Source: Middle East Business Review
Some businessmen might make their fortune and invest it wisely; some might invest it unwisely; and still others of course might spend much it. However, not all will choose to donate their money – or their time – to charitable and humanitarian causes.
One such uncommon philanthropist is the Iraqi-born British entrepreneur, Sir Nadhmi Auchi, whose business group General Mediterranean Holding SA represents a strong and diverse multi-national organisation with activities in banking and finance, real estate, construction, hotel and leisure, industrial, trading, pharmaceuticals, telecommunications and aviation.

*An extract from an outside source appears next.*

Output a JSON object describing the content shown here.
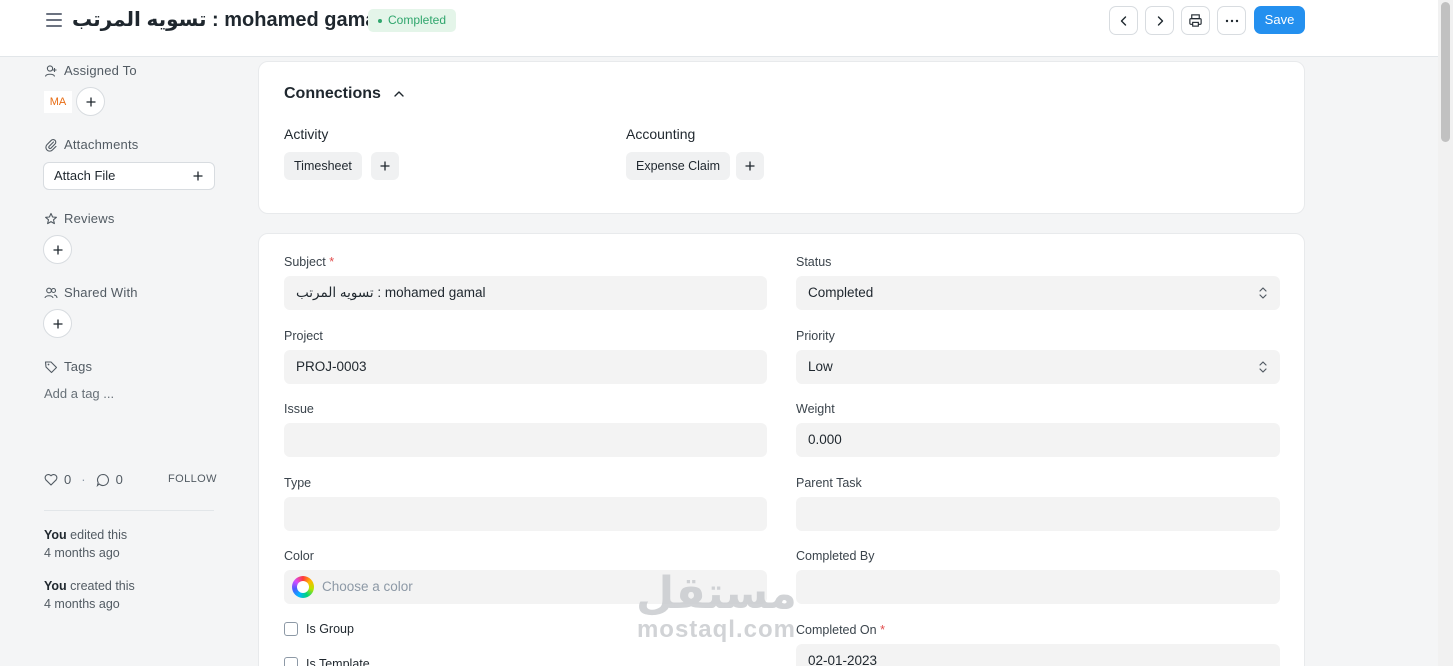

Sir Nadhmi has spent over forty years in international business. He moved to Britain in 1980 and gained British citizenship nine years later, but he has never lost sight of his Arab roots, nor of the common people of both his natural and adopted countries. He is a passionate campaigner for the dissemination and exchange of information about Arabic and English cultures and civilizations, and for the integration of British Arabs into mainstream British society whilst at the same time retaining their identity. To this end, in 2002 he became the founding President of the not-for-profit Anglo Arab Organisation, whose main purpose is to foster greater understanding between people of Arab origin and their adopted societies.
Sir Nadhmi believes strongly that the problems of the Middle East cannot be solved by governments alone. There is consequently a vital role for non-governmental organisations, charities, religious and humanitarian bodies in creating an atmosphere in which differences can be resolved peacefully and in which economic development can lay the foundations of political stability. For these reasons he has funded major construction projects in Lebanon, Iraq and Pakistan and has a played an influential behind-the-scenes role in organising the release of French, British and Italian hostages in Iraq.
Education and research have figured prominently in Sir Nadhmi’s lengthy list of charitable interests. These include the creation of a fellowship for young Arabs studying business management and leadership, for which in October 2007 he was presented with the Presidential Award by the President of the American University of Cairo.
He also has a long-standing interest in and support for medical science and patient care. In London, more than 200 people each week are treated at Hammersmith Hospital’s acute haemodialysis unit, the biggest provider of dialysis treatment in Europe. The state-of-the-art unit, which was funded by Sir Nadhmi and proudly bears the name of its benefactor, has improved standards of treatment and survival rates and is widely regarded as one of the best of its kind in the world. Other major contributions include the Kingston Hospital Cancer Appeal and the Royal Society of Medicine, on whose Court of Benefactors he has served since 2009.
Sir Nadhmi says he endeavours to contribute to charitable and humanitarian concerns in all of the countries in which he does business. “I believe that business does have ethical responsibilities,” he states. “I also believe that business should do in its own interests what it should do for ethical reasons. A shrewd businessman makes sure that, at the end of the day, all those involved feel that they have been given a fair deal.”